Translation of slave in Spanish:


esclavo, n.

Pronunciation /sleɪv/

See Spanish definition of esclavo


  • 1

    esclavo masculine
    esclava feminine
    to be a slave to sth ser esclavo de algo
    he was sold as a slave lo vendieron como esclavo
    • I'm not your slave! ¡yo no soy tu criado / sirviente!
    • At any time, a master could confiscate any money that a slave had saved up, and the slave had no legal recourse.
    • A University of Pennsylvania report estimates 750,000 women were trafficked into the U.S. as sex slaves in the past decade.
    • While a slave could be raffled off or wagered at the master's whim, freeing a slave was fraught with legal obstacles.
    • Since slaves were property, once you find the slave owner, search the records to find out what he did with his property.
    • The economic foundations of the Confederacy were overthrown and property in slaves valued at $4 billion was expropriated.
    • After about 1831 you had to get legal approval to release slaves.
    • For most American slaves, forced relocation south was anathema and often the first impetus for their flight to Canada.
    • Each clan had many slaves, much property, and great political power.
    • What this meant in terms of the slaves ' legal status was unclear.
    • So instead of owning the property, former slaves who wanted to stay there had to work for the former slaveholders.
    • This was recognition that insurance companies made profits insuring slaves as property.
    • All kinds of property including slaves are inheritable by relatives.
    • Technically Roman slaves were the property, the chattels, of their owners, held in a state of total subjection.
    • Property rights in slaves and their labor can be bought and sold via market transactions.
    • He understands his position, while a slave, as transportable property.
    • To say that a slave is simply the property or another does not adequately describe the condition of bonded dependents in an African context.

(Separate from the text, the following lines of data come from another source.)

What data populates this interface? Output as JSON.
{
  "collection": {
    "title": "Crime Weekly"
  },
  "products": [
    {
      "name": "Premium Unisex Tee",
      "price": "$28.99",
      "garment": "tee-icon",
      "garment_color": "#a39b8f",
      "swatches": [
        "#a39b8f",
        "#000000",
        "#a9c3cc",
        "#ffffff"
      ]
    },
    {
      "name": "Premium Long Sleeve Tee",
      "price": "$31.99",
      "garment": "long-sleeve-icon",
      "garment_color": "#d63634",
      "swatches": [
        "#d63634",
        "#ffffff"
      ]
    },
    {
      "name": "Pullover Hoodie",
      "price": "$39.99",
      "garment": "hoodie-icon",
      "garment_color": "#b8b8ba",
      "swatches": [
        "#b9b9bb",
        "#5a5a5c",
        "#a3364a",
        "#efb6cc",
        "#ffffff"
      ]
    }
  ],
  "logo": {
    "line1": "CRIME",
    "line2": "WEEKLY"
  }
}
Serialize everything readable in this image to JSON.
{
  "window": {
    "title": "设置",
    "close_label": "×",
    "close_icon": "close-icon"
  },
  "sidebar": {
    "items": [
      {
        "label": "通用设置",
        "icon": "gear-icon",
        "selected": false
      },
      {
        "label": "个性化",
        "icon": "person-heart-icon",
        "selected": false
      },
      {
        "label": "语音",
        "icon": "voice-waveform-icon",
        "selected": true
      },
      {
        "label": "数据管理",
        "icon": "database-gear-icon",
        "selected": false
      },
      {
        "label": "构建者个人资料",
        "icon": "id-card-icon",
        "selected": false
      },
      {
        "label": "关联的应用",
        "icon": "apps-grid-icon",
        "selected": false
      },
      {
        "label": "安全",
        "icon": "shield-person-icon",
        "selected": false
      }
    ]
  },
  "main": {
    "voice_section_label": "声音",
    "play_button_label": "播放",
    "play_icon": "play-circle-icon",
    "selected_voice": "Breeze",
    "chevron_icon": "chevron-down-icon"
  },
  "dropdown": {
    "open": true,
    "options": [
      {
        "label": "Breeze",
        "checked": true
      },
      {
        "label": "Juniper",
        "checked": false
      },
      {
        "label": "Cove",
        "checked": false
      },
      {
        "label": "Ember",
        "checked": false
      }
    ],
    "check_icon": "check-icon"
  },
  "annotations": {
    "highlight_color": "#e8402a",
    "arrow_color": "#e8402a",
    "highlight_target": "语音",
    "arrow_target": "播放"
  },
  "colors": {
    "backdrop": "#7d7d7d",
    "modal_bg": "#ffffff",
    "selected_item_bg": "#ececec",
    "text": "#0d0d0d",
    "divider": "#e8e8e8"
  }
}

intransitive verb

  • 1

    to slave at sth
    to slave over sth
    he's been slaving away all day ha estado trabajando como un negro / como un burro todo el día informal
    • he's been slaving (away) at / over the report for days lleva días trabajando como un negro / como un burro con el informe
    • I've been slaving over a hot stove all afternoon and you say you're not hungry! ¡me he estado matando en la cocina toda la tarde y me dices que no tienes hambre!
    • We are having sound and plasma screens in all the rooms, and we won't have to spend weekends slaving over DIY.
    • You've been slaving over dinosaur details for days on end.
    • But when I got home, Justin had obviously spent all day slaving away, making a 3 course dinner.
    • She's spent five years slaving away for her millionaire real estate tycoon tyrant of a boss - and she's sick of it!
    • They had heard about aboriginal writers slaving away somewhere out there on new scripts for theatre, but where were they all hiding?
    • After slaving over a business plan, the pair applied to the Prince's Trust for a loan and were awarded the money in February 2000.
    • For months I had seen people slaving away behind newspaper-covered windows that only allowed for a peek.
    • She was scrubbing floors and slaving away to pay for food and lodging.
    • It will be the crowning moment of countless hours spent slaving away in his extended garage.
    • I mean, I've only been slaving away at it for the past two weeks.
    • When you're slaving away on perfecting your own projects, to see someone else exhibit that care and that passion, even in an entirely different field, is a pleasure.
    • It's so warm out and since I was slaving away in the hot kitchen, I opened up the windows to get some air circulating.
    • Still, after a day slaving away at a hot computer terminal, I vowed to go home and bash away on at least one design tonight.
    • Admittedly, it gets a little boring at times, but that suits me just fine, because at least I'm not slaving away at some unfulfilling, low-paying job that I probably wouldn't be good at anyway.
    • I'd feel bad knowing you were slaving away your Saturday.
    • I've been slaving over this one - really, I have!
    • And I'll be stuck slaving away in some moldy old courtroom, wondering ‘what if?’
    • We were back at his house, slaving away at homework.
    • Why slave long and hard in the kitchen, when you can make this salad in minutes, leaving you free to concentrate on the one you love!
    • It keeps us working forever, chained to our desks slaving day after day to pay for it.